**EXERCISE:** Repeat every entry exactly. Pictures stay out.

◇ ◇ ◇ ◇

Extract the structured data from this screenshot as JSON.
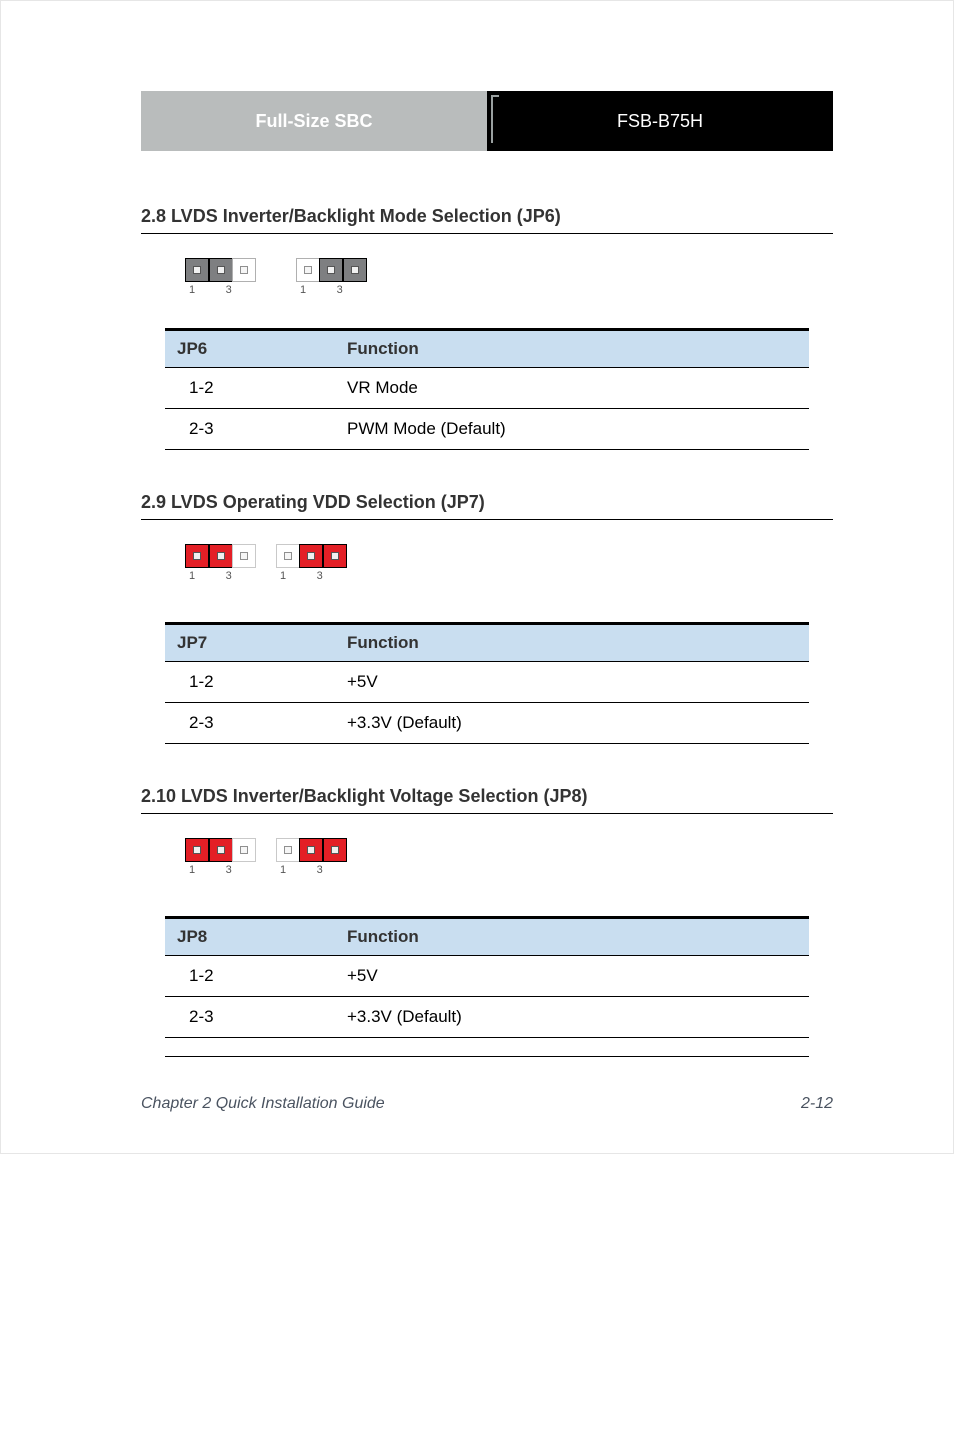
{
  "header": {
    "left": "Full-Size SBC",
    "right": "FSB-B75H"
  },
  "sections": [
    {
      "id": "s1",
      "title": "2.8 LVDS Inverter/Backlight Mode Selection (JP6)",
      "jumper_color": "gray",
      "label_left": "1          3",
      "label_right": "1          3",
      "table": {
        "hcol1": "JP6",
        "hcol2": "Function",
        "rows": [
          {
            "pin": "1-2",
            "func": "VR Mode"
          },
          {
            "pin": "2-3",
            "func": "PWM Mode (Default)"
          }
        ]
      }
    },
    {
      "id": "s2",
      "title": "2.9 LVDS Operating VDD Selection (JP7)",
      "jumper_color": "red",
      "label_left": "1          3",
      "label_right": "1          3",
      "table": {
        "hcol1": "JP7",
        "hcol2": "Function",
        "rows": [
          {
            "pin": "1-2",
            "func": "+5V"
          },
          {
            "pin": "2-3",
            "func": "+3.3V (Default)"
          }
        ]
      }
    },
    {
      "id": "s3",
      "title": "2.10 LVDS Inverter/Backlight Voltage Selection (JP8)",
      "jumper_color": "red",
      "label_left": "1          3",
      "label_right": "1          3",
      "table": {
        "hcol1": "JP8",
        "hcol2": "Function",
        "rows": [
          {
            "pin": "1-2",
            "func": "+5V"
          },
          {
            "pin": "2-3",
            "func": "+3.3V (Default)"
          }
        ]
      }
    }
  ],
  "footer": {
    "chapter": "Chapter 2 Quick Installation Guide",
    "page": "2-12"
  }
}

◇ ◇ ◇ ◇

**SOLUTION BELOW:**
Extract the structured data from this screenshot as JSON.
{
  "header": {
    "left": "Full-Size SBC",
    "right": "FSB-B75H"
  },
  "sections": [
    {
      "id": "s1",
      "title": "2.8 LVDS Inverter/Backlight Mode Selection (JP6)",
      "jumper_color": "gray",
      "label_left": "1          3",
      "label_right": "1          3",
      "table": {
        "hcol1": "JP6",
        "hcol2": "Function",
        "rows": [
          {
            "pin": "1-2",
            "func": "VR Mode"
          },
          {
            "pin": "2-3",
            "func": "PWM Mode (Default)"
          }
        ]
      }
    },
    {
      "id": "s2",
      "title": "2.9 LVDS Operating VDD Selection (JP7)",
      "jumper_color": "red",
      "label_left": "1          3",
      "label_right": "1          3",
      "table": {
        "hcol1": "JP7",
        "hcol2": "Function",
        "rows": [
          {
            "pin": "1-2",
            "func": "+5V"
          },
          {
            "pin": "2-3",
            "func": "+3.3V (Default)"
          }
        ]
      }
    },
    {
      "id": "s3",
      "title": "2.10 LVDS Inverter/Backlight Voltage Selection (JP8)",
      "jumper_color": "red",
      "label_left": "1          3",
      "label_right": "1          3",
      "table": {
        "hcol1": "JP8",
        "hcol2": "Function",
        "rows": [
          {
            "pin": "1-2",
            "func": "+5V"
          },
          {
            "pin": "2-3",
            "func": "+3.3V (Default)"
          }
        ]
      }
    }
  ],
  "footer": {
    "chapter": "Chapter 2 Quick Installation Guide",
    "page": "2-12"
  }
}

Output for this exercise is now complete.